Dataset records:
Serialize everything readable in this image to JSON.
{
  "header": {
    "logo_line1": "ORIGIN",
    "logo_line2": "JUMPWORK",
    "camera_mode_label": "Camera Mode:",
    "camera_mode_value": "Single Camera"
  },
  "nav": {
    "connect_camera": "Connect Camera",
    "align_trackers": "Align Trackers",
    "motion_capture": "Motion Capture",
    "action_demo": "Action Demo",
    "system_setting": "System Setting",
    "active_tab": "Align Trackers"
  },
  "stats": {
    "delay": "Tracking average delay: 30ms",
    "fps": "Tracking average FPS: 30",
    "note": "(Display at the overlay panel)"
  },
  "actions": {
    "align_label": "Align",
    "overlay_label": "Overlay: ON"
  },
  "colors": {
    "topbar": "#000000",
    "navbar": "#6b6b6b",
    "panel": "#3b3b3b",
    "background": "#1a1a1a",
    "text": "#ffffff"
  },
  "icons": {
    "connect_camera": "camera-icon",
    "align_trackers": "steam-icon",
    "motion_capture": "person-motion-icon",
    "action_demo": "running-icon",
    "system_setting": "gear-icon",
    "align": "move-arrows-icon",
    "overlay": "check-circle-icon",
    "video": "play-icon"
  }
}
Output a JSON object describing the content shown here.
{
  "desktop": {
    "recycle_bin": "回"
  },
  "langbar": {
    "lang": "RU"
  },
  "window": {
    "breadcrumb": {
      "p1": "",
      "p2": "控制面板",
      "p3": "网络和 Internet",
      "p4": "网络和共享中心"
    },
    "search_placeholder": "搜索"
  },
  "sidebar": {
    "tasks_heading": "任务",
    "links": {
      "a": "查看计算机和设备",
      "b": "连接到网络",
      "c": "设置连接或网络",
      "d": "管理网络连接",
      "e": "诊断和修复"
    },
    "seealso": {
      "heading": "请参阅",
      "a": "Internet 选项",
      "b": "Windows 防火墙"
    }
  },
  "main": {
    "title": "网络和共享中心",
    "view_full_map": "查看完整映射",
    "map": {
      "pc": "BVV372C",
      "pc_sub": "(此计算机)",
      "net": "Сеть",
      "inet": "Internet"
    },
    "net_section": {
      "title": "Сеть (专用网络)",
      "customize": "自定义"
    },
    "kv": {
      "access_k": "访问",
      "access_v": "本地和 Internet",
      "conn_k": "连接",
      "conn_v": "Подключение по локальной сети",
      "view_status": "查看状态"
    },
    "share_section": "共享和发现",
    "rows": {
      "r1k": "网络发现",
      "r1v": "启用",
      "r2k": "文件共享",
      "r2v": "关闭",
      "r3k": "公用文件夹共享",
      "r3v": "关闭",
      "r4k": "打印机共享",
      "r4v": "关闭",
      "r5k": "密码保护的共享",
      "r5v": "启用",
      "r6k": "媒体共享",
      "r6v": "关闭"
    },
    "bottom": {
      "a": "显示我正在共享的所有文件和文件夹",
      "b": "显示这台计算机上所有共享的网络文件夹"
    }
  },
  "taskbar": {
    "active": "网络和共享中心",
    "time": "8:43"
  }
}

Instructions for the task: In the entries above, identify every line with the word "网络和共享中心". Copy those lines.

Written answer:
      "p4": "网络和共享中心"
    "title": "网络和共享中心",
    "active": "网络和共享中心",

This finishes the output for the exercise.